Nov. 25, 2013 -- Scientists in Singapore may finally have a solution for curbing a sweet tooth without risking cavities, a digital "lollipop."
Researchers at the National University of Singapore are developing a digital "lollipop" from a digital taste stimulator that can mimic the flavors of salty, bitter, sour and sweet.
The device, which does not exactly look like your average Blow-Pop, uses electrical current to simulate the four sensations on the tongue.
Currently the digital taste stimulator is a little clunky with electrodes that connect to a control center via laptop but lead developer Nimesha Ranasinghe is working to reinvent the stimulator into a handheld form or lollipop.
According to Ranasinghe's website, the device manipulates different electric currents and makes slight changes in temperature to stimulate the tongue into tasting different flavors.
Ranasinghe told New Scientist Magazine, if refined the device could eventually be used to help keep people healthy by providing alternatives to actual food.
"People with diabetes might be able to use the taste synthesizer to simulate sweet sensations without harming their actual blood sugar levels," Ranasinghe told New Scientist Magazine. "Cancer patients could use it to improve or regenerate a diminished sense of taste during chemotherapy."
Experts say that the technology for synthesizing taste is usually done with specific chemicals that create the four main taste sensations, but that electronic stimulation could be an interesting avenue for people who want to avoid chemicals.
Randall Reed, director for the Center of Sensory Biology and professor of Molecular Biology at Johns Hopkins University, said if the digital lollipop works it could help people either enhance or suppress certain senses.

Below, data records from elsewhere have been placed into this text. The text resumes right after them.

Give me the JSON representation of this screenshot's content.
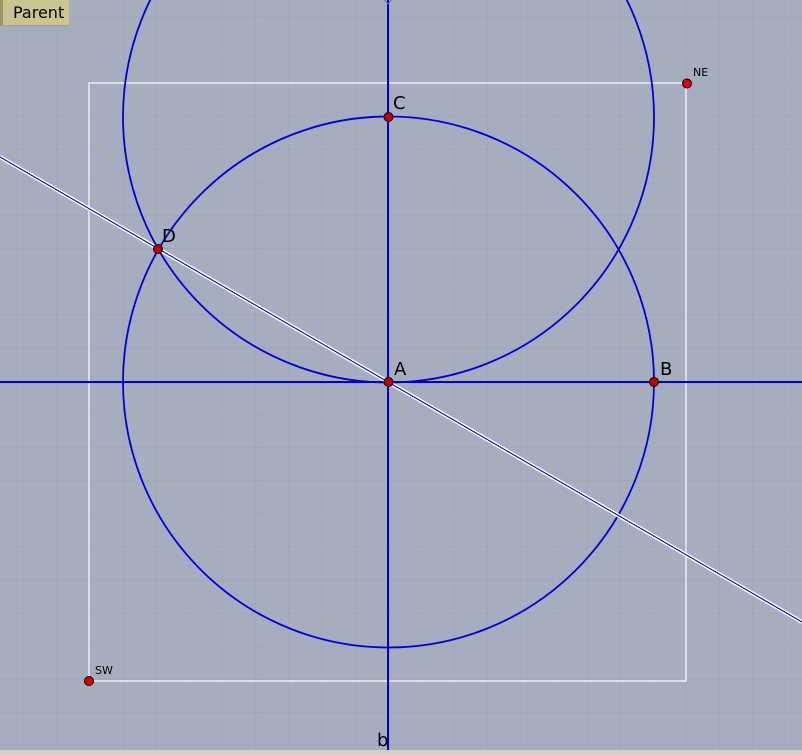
{
  "toolbar": {
    "parent_label": "Parent"
  },
  "canvas": {
    "background": "#a6adbf",
    "grid_color": "#97a0b2",
    "line_color": "#0000dd",
    "frame_color": "#ffffff",
    "point_color": "#c00000"
  },
  "points": {
    "A": {
      "label": "A"
    },
    "B": {
      "label": "B"
    },
    "C": {
      "label": "C"
    },
    "D": {
      "label": "D"
    },
    "NE": {
      "label": "NE"
    },
    "SW": {
      "label": "SW"
    }
  },
  "lines": {
    "vertical_axis": {
      "label": "b"
    }
  }
}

Reed points out some people, such as the elderly or those suffering from Alzheimer's, can suffer a decline in their sensory system and that a strong artificial stimulant could potentially help people maintain their sense of taste by being a stronger stimulant than just normal food or drink.
"We could be building essentially sensory fireworks," said Reed. "I expect in another decade or two that we will be using combinations of either designed chemicals or something potentially electrical…that provide unique combinations of taste and smell that are novel and different."
Reed said it's not inconceivable that a researcher will be able to someday create a kind of Willy Wonka-esque pill that could seamlessly transition through different flavors to create a new kind of flavor profile.
Although Reed says it will be a while before a full Thanksgiving-style dinner can be delivered in pill form or via an electrical shock.
For now you've still got to buy a Butterball.